"You are in danger of living a life so comfortable and soft, that you will die without ever realizing your true potential."
The past couple weeks I've spent my weekends with family up at Lassen. It's been lovely seeing everybody and catching up on life. And also to explore the area after last year’s massive fire. While a huge percentage of the National park did burn, we were all pleasantly surprised to see that most of our favorite spots were spared. In this case, much of the lovely King's Creek Trail was unfortunately charred beyond belief, but that did not take away from the beauty of the waterfall. A diamond in the rough.
"Life keeps throwing me stones. And I keep finding the diamonds…"
-Ana Claudia Antunes
For whatever reason, lately I've been spending a lot of time contemplating my role in the world; specifically my impact on it. While I like to think my mere presence is enriching enough (just kidding), I'm realizing that I'd like to have a more profound effect. I'm finding myself unsatisfied with the thought of the next 20+ years of my working life consumed by something that doesn't have a direct and significant impact on either my clients, my community, or perhaps even the world. And while I am still lacking clarity on what exactly that next chapter entails, I feel I'm inching closer and closer to it every day.
"People have enough to live by, but not enough to live for. They have the means, but no meaning."
-Viktor Frankl (Man's Search For Meaning)
I just finished a fantastic book called Grit, written by Angela Duckworth. The book took a scientific look at what causes some humans to achieve astounding accomplishments, while others falter. Now, the typical narrative is that high achievers are inherently smarter, stronger, more creative or more talented; that they're simply built that way. And if you're not one of those fortunate people then you're out of luck. However, Angela's research showed that natural talent, while helpful, actually had very little to do with achieving outrageous success. Grit. Grit is the common denominator amongst highly successful people. The unwavering passion, unyielding perseverance and an absolute unwillingness to give up, even in the face of monumental failure or overwhelming defeat. In addition, it wasn't just that these high achievers refused to quit, it's that they insisted on learning as much as possible from their failures, to grow from their defeats, and to apply what they learned to be even stronger the next time around. And, if necessary, to continue that cycle for as long as it took to achieve their goal. So remember to not overly glamorize the successful.
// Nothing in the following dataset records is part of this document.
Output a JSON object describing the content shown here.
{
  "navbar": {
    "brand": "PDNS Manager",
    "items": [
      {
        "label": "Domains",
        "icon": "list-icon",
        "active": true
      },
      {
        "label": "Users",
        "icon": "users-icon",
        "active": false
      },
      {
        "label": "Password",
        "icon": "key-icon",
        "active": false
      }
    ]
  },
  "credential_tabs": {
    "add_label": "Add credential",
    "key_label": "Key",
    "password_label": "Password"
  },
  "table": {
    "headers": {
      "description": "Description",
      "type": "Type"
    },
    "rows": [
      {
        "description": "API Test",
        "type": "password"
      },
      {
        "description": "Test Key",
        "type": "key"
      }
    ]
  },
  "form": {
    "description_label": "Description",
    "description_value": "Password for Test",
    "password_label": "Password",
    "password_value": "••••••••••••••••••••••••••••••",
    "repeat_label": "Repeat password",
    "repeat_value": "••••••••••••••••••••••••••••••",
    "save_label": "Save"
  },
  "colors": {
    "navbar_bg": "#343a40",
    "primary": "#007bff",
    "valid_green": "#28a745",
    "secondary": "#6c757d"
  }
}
While they may have natural talent, it's much more likely that they simply want it more than you, and worked way, way harder to get it.
"For if we think of genius as something magical, we are not obliged to compare ourselves and find ourselves lacking…To call someone “divine” means: here there is no need to compete."